The luxury companies have strong balance sheets with either low levels of debt or considerable cash, which is enabling them to continue opening stores in emerging markets, further fueling organic sales growth. Tough overseas sales comparables - sales in Asia-Pacific this year grew by around 30% - will also contribute to lower sales growth in 2012, and some investors fear that these stocks are too dependent on the continued financial health of the Chinese consumer and cannot be immune from the downturn in the developed economies.
But Le Borgne says that the luxury goods companies are expanding into other currently underpenetrated emerging markets. A recent report by the WTO said they expect the spending growth of the BRICs and Asia to rise by 12% per annum between 2011 and 2020. Sales of luxury goods in Russia, the Middle East, India and Latin America will fuel the medium to long-term growth of the luxury sector, says Le Borgne.
All of this positive news is factored into the share prices of these companies: but while they are trading at a significant premium to the market, the current valuation at 16-times next year’s earnings is below the historic valuation of 21-times.
“I think that this sector will manage to maintain its premium to the market,” says Le Borgne. “Share prices could well appreciate further if we get some re-assurance from the companies early next year that they can continue to grow earnings at a double-digit rate despite the slowdown in the European economy.”

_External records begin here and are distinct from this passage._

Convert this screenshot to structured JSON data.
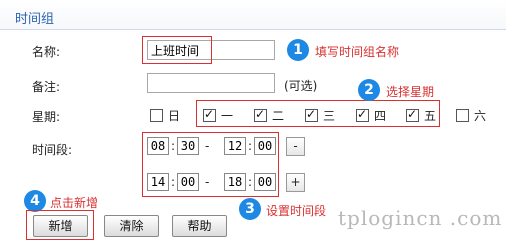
{
  "section_title": "时间组",
  "fields": {
    "name_label": "名称:",
    "name_value": "上班时间",
    "note_label": "备注:",
    "note_value": "",
    "note_hint": "(可选)",
    "week_label": "星期:",
    "time_label": "时间段:"
  },
  "weekdays": [
    {
      "label": "日",
      "checked": false
    },
    {
      "label": "一",
      "checked": true
    },
    {
      "label": "二",
      "checked": true
    },
    {
      "label": "三",
      "checked": true
    },
    {
      "label": "四",
      "checked": true
    },
    {
      "label": "五",
      "checked": true
    },
    {
      "label": "六",
      "checked": false
    }
  ],
  "time_ranges": [
    {
      "start_h": "08",
      "start_m": "30",
      "end_h": "12",
      "end_m": "00",
      "action": "-"
    },
    {
      "start_h": "14",
      "start_m": "00",
      "end_h": "18",
      "end_m": "00",
      "action": "+"
    }
  ],
  "time_sep": ":",
  "range_sep": "-",
  "buttons": {
    "add": "新增",
    "clear": "清除",
    "help": "帮助"
  },
  "annotations": [
    {
      "num": "1",
      "text": "填写时间组名称"
    },
    {
      "num": "2",
      "text": "选择星期"
    },
    {
      "num": "3",
      "text": "设置时间段"
    },
    {
      "num": "4",
      "text": "点击新增"
    }
  ],
  "watermark": "tplogincn .com",
  "colors": {
    "title": "#2d63b4",
    "annotation_red": "#d93030",
    "annotation_badge": "#1e88e5"
  }
}
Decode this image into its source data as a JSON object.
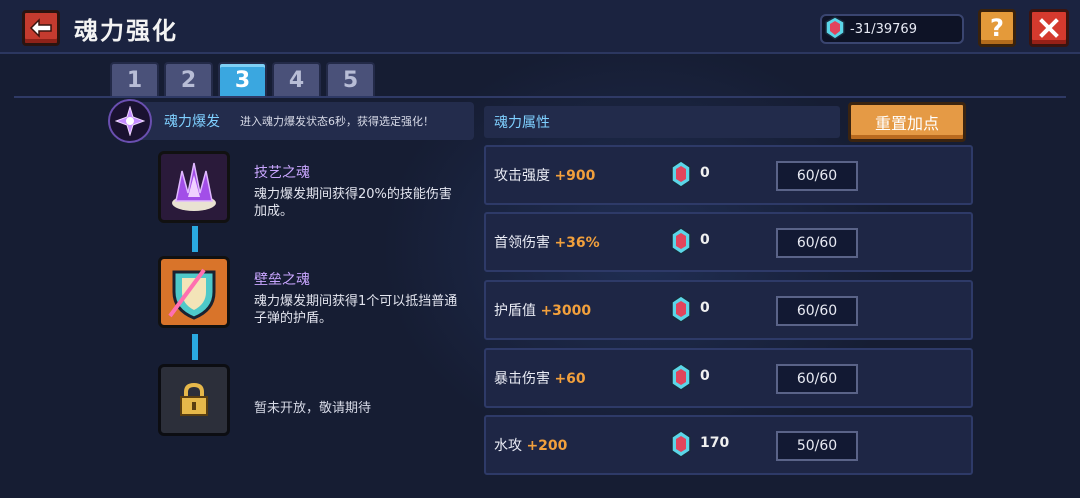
{
  "header": {
    "title": "魂力强化",
    "currency_value": "-31/39769"
  },
  "tabs": [
    {
      "label": "1"
    },
    {
      "label": "2"
    },
    {
      "label": "3"
    },
    {
      "label": "4"
    },
    {
      "label": "5"
    }
  ],
  "active_tab": "3",
  "burst": {
    "title": "魂力爆发",
    "description": "进入魂力爆发状态6秒，获得选定强化！"
  },
  "skills": [
    {
      "name": "技艺之魂",
      "description": "魂力爆发期间获得20%的技能伤害加成。"
    },
    {
      "name": "壁垒之魂",
      "description": "魂力爆发期间获得1个可以抵挡普通子弹的护盾。"
    }
  ],
  "locked": {
    "text": "暂未开放，敬请期待"
  },
  "attributes": {
    "header": "魂力属性",
    "reset_label": "重置加点",
    "rows": [
      {
        "label": "攻击强度",
        "bonus": "+900",
        "count": "0",
        "level": "60/60"
      },
      {
        "label": "首领伤害",
        "bonus": "+36%",
        "count": "0",
        "level": "60/60"
      },
      {
        "label": "护盾值",
        "bonus": "+3000",
        "count": "0",
        "level": "60/60"
      },
      {
        "label": "暴击伤害",
        "bonus": "+60",
        "count": "0",
        "level": "60/60"
      },
      {
        "label": "水攻",
        "bonus": "+200",
        "count": "170",
        "level": "50/60"
      }
    ]
  },
  "colors": {
    "accent_blue": "#3aa7e0",
    "accent_orange": "#e59a45",
    "bonus_orange": "#f2a03c",
    "close_red": "#d43a2e"
  },
  "icons": [
    "back-arrow-icon",
    "gem-icon",
    "help-icon",
    "close-icon",
    "burst-star-icon",
    "crystal-icon",
    "shield-sword-icon",
    "lock-icon"
  ]
}
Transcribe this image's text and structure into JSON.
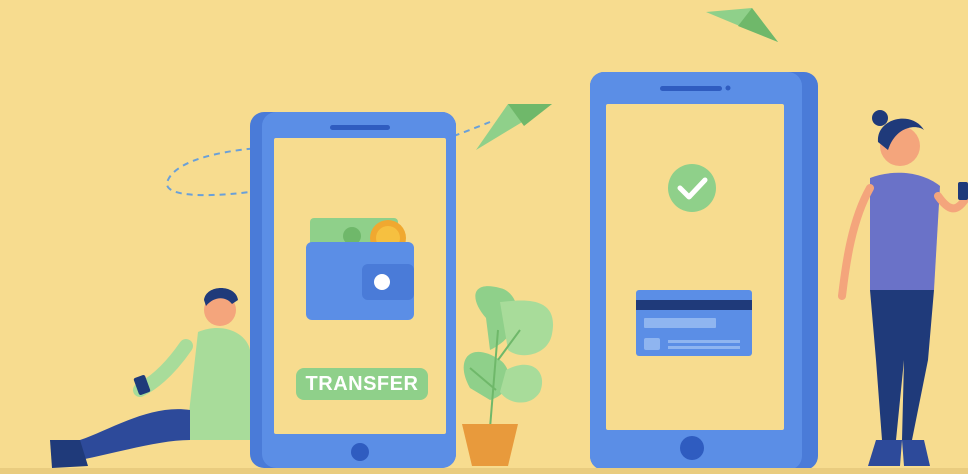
{
  "scene": {
    "transfer_button_label": "TRANSFER"
  },
  "colors": {
    "background": "#f7dc8f",
    "phone_body": "#5b8ee6",
    "phone_screen": "#f7dc8f",
    "accent_green": "#8fd08a",
    "card_blue": "#5b8ee6",
    "dark_navy": "#1f3a7a"
  },
  "icons": [
    "paper-plane-icon",
    "wallet-icon",
    "coin-icon",
    "checkmark-icon",
    "credit-card-icon",
    "smartphone-icon"
  ]
}
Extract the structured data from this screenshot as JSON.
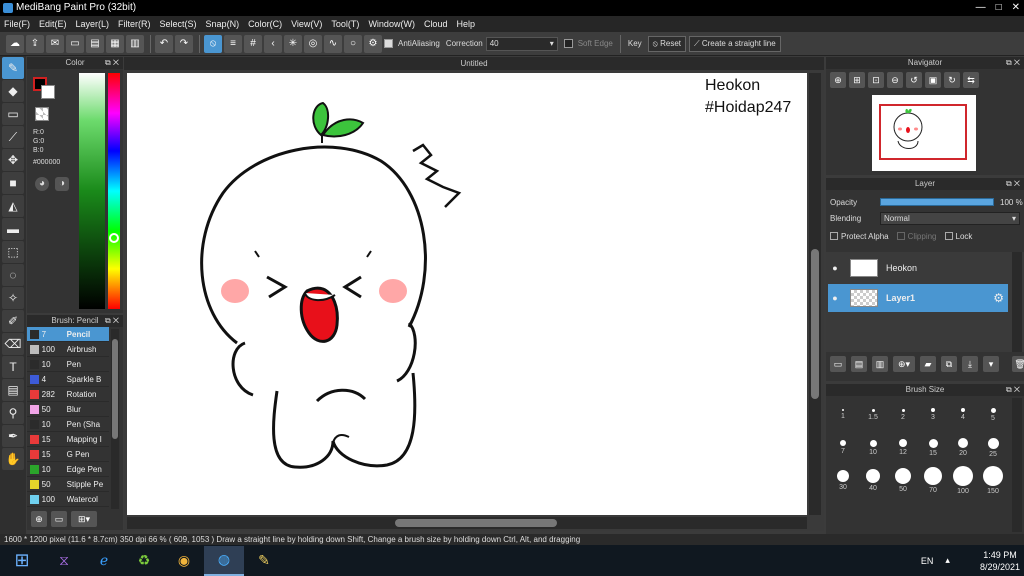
{
  "window": {
    "title": "MediBang Paint Pro (32bit)",
    "controls": [
      "—",
      "□",
      "✕"
    ]
  },
  "menu": [
    "File(F)",
    "Edit(E)",
    "Layer(L)",
    "Filter(R)",
    "Select(S)",
    "Snap(N)",
    "Color(C)",
    "View(V)",
    "Tool(T)",
    "Window(W)",
    "Cloud",
    "Help"
  ],
  "toolbar": {
    "antialiasing_label": "AntiAliasing",
    "correction_label": "Correction",
    "correction_value": "40",
    "soft_edge_label": "Soft Edge",
    "key_label": "Key",
    "reset_label": "Reset",
    "straight_line_label": "Create a straight line"
  },
  "color_panel": {
    "title": "Color",
    "rgb_r": "R:0",
    "rgb_g": "G:0",
    "rgb_b": "B:0",
    "hex": "#000000"
  },
  "brush_panel": {
    "title": "Brush: Pencil",
    "items": [
      {
        "size": "7",
        "name": "Pencil",
        "color": "#2b2b2b",
        "selected": true
      },
      {
        "size": "100",
        "name": "Airbrush",
        "color": "#bdbdbd"
      },
      {
        "size": "10",
        "name": "Pen",
        "color": "#2b2b2b"
      },
      {
        "size": "4",
        "name": "Sparkle B",
        "color": "#3d5bd8"
      },
      {
        "size": "282",
        "name": "Rotation",
        "color": "#e83a3a"
      },
      {
        "size": "50",
        "name": "Blur",
        "color": "#f2a5e8"
      },
      {
        "size": "10",
        "name": "Pen (Sha",
        "color": "#2b2b2b"
      },
      {
        "size": "15",
        "name": "Mapping I",
        "color": "#e83a3a"
      },
      {
        "size": "15",
        "name": "G Pen",
        "color": "#e83a3a"
      },
      {
        "size": "10",
        "name": "Edge Pen",
        "color": "#2ba52b"
      },
      {
        "size": "50",
        "name": "Stipple Pe",
        "color": "#e6d62a"
      },
      {
        "size": "100",
        "name": "Watercol",
        "color": "#6fd0ef"
      }
    ]
  },
  "canvas": {
    "tab_title": "Untitled",
    "watermark_line1": "Heokon",
    "watermark_line2": "#Hoidap247"
  },
  "navigator": {
    "title": "Navigator"
  },
  "layer_panel": {
    "title": "Layer",
    "opacity_label": "Opacity",
    "opacity_value": "100 %",
    "opacity": 1.0,
    "blending_label": "Blending",
    "blending_value": "Normal",
    "protect_alpha": "Protect Alpha",
    "clipping": "Clipping",
    "lock": "Lock",
    "layers": [
      {
        "name": "Heokon",
        "selected": false
      },
      {
        "name": "Layer1",
        "selected": true
      }
    ]
  },
  "brush_size": {
    "title": "Brush Size",
    "sizes": [
      "1",
      "1.5",
      "2",
      "3",
      "4",
      "5",
      "7",
      "10",
      "12",
      "15",
      "20",
      "25",
      "30",
      "40",
      "50",
      "70",
      "100",
      "150"
    ]
  },
  "status": {
    "text": "1600 * 1200 pixel   (11.6 * 8.7cm)   350 dpi   66 %   ( 609, 1053 )   Draw a straight line by holding down Shift, Change a brush size by holding down Ctrl, Alt, and dragging"
  },
  "taskbar": {
    "lang": "EN",
    "time": "1:49 PM",
    "date": "8/29/2021"
  },
  "colors": {
    "accent": "#4a96d1",
    "panel": "#333333",
    "blush": "#ff6b6b",
    "leaf": "#3cc43c",
    "mouth": "#e8101a"
  }
}
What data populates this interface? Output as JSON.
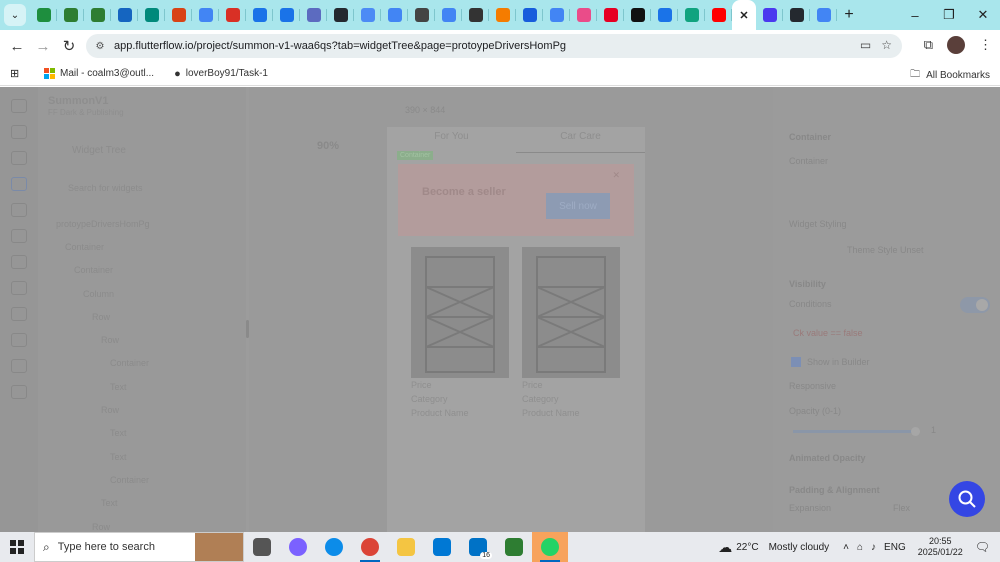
{
  "browser": {
    "url": "app.flutterflow.io/project/summon-v1-waa6qs?tab=widgetTree&page=protoypeDriversHomPg",
    "tabs": [
      {
        "icon": "sheets-icon",
        "color": "#1e8e3e"
      },
      {
        "icon": "android-icon",
        "color": "#2e7d32"
      },
      {
        "icon": "android-icon",
        "color": "#2e7d32"
      },
      {
        "icon": "flutterflow-icon",
        "color": "#1565c0"
      },
      {
        "icon": "refresh-icon",
        "color": "#00897b"
      },
      {
        "icon": "shield-icon",
        "color": "#d84315"
      },
      {
        "icon": "google-icon",
        "color": "#4285f4"
      },
      {
        "icon": "gmail-icon",
        "color": "#d93025"
      },
      {
        "icon": "c-icon",
        "color": "#1a73e8"
      },
      {
        "icon": "c-icon",
        "color": "#1a73e8"
      },
      {
        "icon": "doc-icon",
        "color": "#5c6bc0"
      },
      {
        "icon": "github-icon",
        "color": "#24292f"
      },
      {
        "icon": "gemini-icon",
        "color": "#4c8bf5"
      },
      {
        "icon": "docs-icon",
        "color": "#4285f4"
      },
      {
        "icon": "openai-icon",
        "color": "#444444"
      },
      {
        "icon": "google-icon",
        "color": "#4285f4"
      },
      {
        "icon": "wikipedia-icon",
        "color": "#333333"
      },
      {
        "icon": "firebase-icon",
        "color": "#f57c00"
      },
      {
        "icon": "bitwarden-icon",
        "color": "#175ddc"
      },
      {
        "icon": "google-icon",
        "color": "#4285f4"
      },
      {
        "icon": "dribbble-icon",
        "color": "#ea4c89"
      },
      {
        "icon": "pinterest-icon",
        "color": "#e60023"
      },
      {
        "icon": "link-icon",
        "color": "#111111"
      },
      {
        "icon": "code-icon",
        "color": "#1a73e8"
      },
      {
        "icon": "chatgpt-icon",
        "color": "#10a37f"
      },
      {
        "icon": "youtube-icon",
        "color": "#ff0000"
      },
      {
        "icon": "close-icon",
        "color": "#222222",
        "active": true
      },
      {
        "icon": "flutterflow-icon",
        "color": "#4b39ef"
      },
      {
        "icon": "github-icon",
        "color": "#24292f"
      },
      {
        "icon": "google-icon",
        "color": "#4285f4"
      }
    ],
    "new_tab": "+",
    "bookmarks": [
      {
        "label": "Mail - coalm3@outl...",
        "icon": "microsoft-icon"
      },
      {
        "label": "loverBoy91/Task-1",
        "icon": "github-icon"
      }
    ],
    "all_bookmarks": "All Bookmarks"
  },
  "app": {
    "project_name": "SummonV1",
    "project_sub": "FF Dark & Publishing",
    "widget_tree_title": "Widget Tree",
    "search_placeholder": "Search for widgets",
    "tree": [
      "protoypeDriversHomPg",
      "Container",
      "Container",
      "Column",
      "Row",
      "Row",
      "Container",
      "Text",
      "Row",
      "Text",
      "Text",
      "Container",
      "Text",
      "Row"
    ],
    "device_label": "390 × 844",
    "zoom": "90%",
    "canvas_tabs": [
      "For You",
      "Car Care"
    ],
    "badge": "Container",
    "banner_title": "Become a seller",
    "banner_button": "Sell now",
    "products": [
      {
        "price": "Price",
        "category": "Category",
        "name": "Product Name"
      },
      {
        "price": "Price",
        "category": "Category",
        "name": "Product Name"
      }
    ],
    "right_panel": {
      "header": "Container",
      "sub": "Container",
      "widget_styling": "Widget Styling",
      "theme_style": "Theme Style Unset",
      "visibility": "Visibility",
      "conditions": "Conditions",
      "condition_expr": "Ck value == false",
      "responsive": "Responsive",
      "opacity": "Opacity (0-1)",
      "opacity_value": "1",
      "animated_opacity": "Animated Opacity",
      "padding": "Padding & Alignment",
      "padding_sub": "Expansion",
      "padding_sub2": "Flex",
      "show_label": "Show in Builder"
    }
  },
  "taskbar": {
    "search_placeholder": "Type here to search",
    "icons": [
      {
        "name": "task-view-icon",
        "color": "#555555"
      },
      {
        "name": "copilot-icon",
        "color": "#7b61ff"
      },
      {
        "name": "edge-icon",
        "color": "#0c8ce9"
      },
      {
        "name": "chrome-icon",
        "color": "#db4437"
      },
      {
        "name": "file-explorer-icon",
        "color": "#f4c542"
      },
      {
        "name": "store-icon",
        "color": "#0078d4"
      },
      {
        "name": "mail-icon",
        "color": "#0072c6"
      },
      {
        "name": "maps-icon",
        "color": "#2e7d32"
      },
      {
        "name": "whatsapp-icon",
        "color": "#25d366"
      }
    ],
    "mail_badge": "16",
    "weather_temp": "22°C",
    "weather_text": "Mostly cloudy",
    "weather_alert": "1",
    "language": "ENG",
    "time": "20:55",
    "date": "2025/01/22",
    "notification_count": "2"
  }
}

The business fundamentals for both the consumer staples and cyclicals still appear to be sound. Investors must ask themselves if they think that the good news is factored into those companies’ share prices or if a higher premium could be achieved.